Toxicity, Release, and Writing
Henry Miller said,
"The more I wrote, the more I became a human being...I was getting the poison out of my system."
I used to think 'poison' in this quote referred only to the dark, “unhelpful,” painful emotions themselves, such as worry, anger, fear, grief, confusion, resentment, envy, self-doubt, anxiety, boredom, criticism, depression, rage...
The discomfort of feeling raw, sharp emotions can certainly feel toxic. Especially when we think we’re supposed to be more “evolved,” over this, further along.
But what if the intense emotions themselves aren’t the poison?
It's our denial of fully feeling the intensity of our emotions that's the poison?
Or on the other side, what if it's getting stuck in and swallowed by the emotion, versus feeling it and releasing it that's toxic?
What if it's our judgements about having painful emotions in the first place that's venomous?
Miller's words now say this to me: We feel more human not by sanitizing ourselves and rejecting painful emotions as part of our human experience, but by allowing ALL we carry, ALL our humanness, ALL our painful emotions to speak to us through writing, which frees us and lightens our load.
Free-flow writing releases us from the toxic denial, stuffing, and numbing of our emotions on the one hand, and from being pummeled by their intensity, like a tsunami, on the other.
When we write, we "empty" or "vomit" onto the page.

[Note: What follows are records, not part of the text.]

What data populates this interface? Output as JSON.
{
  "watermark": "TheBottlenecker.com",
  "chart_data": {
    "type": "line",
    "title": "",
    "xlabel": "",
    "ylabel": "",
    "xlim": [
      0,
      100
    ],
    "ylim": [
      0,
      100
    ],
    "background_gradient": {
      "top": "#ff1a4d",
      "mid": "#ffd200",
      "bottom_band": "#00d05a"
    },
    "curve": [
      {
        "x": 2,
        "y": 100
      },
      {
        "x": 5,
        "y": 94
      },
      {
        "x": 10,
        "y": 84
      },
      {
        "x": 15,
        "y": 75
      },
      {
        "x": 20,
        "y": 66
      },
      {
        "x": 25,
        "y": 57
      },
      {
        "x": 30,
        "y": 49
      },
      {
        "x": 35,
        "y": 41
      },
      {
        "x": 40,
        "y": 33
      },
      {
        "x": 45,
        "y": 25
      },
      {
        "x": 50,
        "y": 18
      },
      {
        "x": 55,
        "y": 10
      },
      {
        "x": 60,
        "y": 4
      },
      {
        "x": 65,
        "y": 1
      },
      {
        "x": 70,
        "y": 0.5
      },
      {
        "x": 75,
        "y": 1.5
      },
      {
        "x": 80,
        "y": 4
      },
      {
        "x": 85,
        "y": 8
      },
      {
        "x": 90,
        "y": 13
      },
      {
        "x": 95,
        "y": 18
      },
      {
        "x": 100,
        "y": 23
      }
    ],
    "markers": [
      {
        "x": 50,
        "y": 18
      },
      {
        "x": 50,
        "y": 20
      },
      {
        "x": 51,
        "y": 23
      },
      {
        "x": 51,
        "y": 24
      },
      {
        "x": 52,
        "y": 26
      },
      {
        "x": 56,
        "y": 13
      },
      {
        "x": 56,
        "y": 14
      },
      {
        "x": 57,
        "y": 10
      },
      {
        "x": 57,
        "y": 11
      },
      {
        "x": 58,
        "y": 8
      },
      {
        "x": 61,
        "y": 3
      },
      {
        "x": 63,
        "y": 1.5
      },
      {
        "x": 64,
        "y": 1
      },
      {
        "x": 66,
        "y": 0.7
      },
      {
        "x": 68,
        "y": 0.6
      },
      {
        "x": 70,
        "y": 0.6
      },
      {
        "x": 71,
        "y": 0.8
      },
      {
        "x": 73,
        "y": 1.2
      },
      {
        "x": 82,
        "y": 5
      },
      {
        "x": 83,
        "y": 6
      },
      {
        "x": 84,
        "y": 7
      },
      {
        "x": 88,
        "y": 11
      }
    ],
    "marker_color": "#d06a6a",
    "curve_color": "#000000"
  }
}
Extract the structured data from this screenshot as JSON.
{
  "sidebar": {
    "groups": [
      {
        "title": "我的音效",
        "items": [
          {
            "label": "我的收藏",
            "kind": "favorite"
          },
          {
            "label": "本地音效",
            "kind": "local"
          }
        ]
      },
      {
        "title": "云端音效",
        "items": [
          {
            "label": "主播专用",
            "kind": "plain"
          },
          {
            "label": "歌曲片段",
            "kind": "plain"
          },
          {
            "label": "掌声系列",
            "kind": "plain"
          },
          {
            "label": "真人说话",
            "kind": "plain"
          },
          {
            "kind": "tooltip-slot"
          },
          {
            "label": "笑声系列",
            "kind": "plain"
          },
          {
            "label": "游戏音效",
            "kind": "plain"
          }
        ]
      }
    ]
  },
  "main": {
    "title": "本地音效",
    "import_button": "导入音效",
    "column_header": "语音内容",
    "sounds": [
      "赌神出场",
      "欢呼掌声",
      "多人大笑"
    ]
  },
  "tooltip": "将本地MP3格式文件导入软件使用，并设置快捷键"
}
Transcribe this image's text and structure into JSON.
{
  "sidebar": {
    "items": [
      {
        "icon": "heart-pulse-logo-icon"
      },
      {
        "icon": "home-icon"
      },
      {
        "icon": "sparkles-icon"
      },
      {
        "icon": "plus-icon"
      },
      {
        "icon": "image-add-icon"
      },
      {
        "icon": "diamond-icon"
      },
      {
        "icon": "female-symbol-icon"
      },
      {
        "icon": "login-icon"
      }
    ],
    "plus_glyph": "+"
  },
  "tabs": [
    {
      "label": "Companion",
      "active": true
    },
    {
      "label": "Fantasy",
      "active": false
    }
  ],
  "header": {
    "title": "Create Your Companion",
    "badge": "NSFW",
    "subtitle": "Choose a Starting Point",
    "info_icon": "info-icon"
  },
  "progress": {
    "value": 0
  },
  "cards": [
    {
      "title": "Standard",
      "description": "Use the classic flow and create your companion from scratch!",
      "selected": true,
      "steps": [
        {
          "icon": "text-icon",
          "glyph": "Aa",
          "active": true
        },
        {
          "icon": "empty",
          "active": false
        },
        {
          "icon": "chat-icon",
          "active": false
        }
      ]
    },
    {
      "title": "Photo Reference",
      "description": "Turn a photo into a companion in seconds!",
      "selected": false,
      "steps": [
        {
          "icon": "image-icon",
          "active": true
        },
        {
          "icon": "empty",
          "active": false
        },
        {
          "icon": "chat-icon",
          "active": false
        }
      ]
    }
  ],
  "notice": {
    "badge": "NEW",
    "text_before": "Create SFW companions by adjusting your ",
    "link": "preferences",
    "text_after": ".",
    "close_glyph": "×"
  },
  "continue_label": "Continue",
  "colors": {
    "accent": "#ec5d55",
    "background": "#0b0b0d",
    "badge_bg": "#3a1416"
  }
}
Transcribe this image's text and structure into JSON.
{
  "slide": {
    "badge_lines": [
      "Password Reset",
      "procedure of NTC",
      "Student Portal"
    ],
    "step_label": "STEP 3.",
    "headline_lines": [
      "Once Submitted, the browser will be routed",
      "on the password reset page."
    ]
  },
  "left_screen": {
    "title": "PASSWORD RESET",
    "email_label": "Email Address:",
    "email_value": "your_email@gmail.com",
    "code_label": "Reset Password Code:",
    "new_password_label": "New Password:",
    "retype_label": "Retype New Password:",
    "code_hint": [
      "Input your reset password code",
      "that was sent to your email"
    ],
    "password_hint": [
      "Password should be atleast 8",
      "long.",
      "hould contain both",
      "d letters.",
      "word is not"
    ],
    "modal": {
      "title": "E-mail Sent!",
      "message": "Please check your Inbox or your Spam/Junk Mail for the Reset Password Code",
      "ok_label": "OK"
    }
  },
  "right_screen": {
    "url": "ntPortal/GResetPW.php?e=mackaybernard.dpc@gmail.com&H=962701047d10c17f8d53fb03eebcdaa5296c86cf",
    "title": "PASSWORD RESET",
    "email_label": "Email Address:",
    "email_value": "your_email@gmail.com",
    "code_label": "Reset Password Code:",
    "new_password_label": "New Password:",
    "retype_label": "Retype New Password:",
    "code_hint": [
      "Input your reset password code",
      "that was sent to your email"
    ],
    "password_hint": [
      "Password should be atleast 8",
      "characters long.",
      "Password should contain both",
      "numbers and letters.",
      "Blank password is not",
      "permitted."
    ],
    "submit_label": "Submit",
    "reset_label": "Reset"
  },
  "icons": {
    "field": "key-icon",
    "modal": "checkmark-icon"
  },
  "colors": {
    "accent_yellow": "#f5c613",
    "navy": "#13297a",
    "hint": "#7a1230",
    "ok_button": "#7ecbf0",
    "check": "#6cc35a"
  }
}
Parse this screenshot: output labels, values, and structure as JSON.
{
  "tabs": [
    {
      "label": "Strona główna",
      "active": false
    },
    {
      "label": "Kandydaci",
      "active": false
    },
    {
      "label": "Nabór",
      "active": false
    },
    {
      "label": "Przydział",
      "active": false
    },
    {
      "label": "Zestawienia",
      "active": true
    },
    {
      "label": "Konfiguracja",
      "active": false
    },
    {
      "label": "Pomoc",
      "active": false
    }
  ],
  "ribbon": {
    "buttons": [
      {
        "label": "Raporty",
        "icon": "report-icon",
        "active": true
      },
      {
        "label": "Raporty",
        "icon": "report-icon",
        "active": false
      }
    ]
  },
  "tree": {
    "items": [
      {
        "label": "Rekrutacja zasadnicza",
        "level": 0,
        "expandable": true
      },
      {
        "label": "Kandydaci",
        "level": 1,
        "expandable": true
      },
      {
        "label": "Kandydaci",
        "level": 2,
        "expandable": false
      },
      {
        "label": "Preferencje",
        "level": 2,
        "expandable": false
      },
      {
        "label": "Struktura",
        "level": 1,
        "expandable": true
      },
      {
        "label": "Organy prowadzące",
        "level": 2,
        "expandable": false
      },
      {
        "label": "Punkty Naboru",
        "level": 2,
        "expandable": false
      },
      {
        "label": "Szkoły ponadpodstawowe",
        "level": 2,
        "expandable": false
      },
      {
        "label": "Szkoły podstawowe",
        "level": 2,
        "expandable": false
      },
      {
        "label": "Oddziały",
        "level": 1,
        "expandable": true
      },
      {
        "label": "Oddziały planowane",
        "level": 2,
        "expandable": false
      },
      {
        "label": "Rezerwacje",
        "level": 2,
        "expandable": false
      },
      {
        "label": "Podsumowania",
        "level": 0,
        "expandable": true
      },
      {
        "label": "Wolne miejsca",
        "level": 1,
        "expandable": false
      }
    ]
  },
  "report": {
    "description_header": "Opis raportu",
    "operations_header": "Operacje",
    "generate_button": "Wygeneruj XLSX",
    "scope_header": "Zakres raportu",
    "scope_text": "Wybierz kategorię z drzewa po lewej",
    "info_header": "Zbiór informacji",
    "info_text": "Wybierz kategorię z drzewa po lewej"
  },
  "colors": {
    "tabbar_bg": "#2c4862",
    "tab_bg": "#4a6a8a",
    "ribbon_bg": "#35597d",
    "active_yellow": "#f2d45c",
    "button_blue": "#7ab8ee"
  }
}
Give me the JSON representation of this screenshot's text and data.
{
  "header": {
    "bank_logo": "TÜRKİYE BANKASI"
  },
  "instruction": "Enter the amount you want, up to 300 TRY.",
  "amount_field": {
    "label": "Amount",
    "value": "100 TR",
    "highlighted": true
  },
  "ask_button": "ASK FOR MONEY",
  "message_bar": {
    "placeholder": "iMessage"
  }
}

Our aim is to "let it rip," so we can meet ourselves as we really are in the moment, and befriend all parts of ourselves: our hurt, angry, fearful parts along with our serene, grateful, joyful parts.
All of it.
When a low-grade sadness sneaks up on me, free-flow writing helps pull my feelings to the surface where I can examine them, or, more often than not, watch them simply drop away.
When my inner critic floods me with self-doubt and has me compulsively reviewing what I could have said or written differently, free-flow writing neutralizes this second-guessing mania.
Free-flow writing offers equilibrium.
Want to write?
Take a pen & prompt journey:
Set a timer for 10 minutes. Or 5. Or 2!
Write whatever arises in your thoughts, feelings, and sensations.
Don’t stop to think or edit - keep your pen moving.
Accept ALL that you write - the pretty & ugly; absurd & boring.
Discover what wants to be felt, known, expressed, released...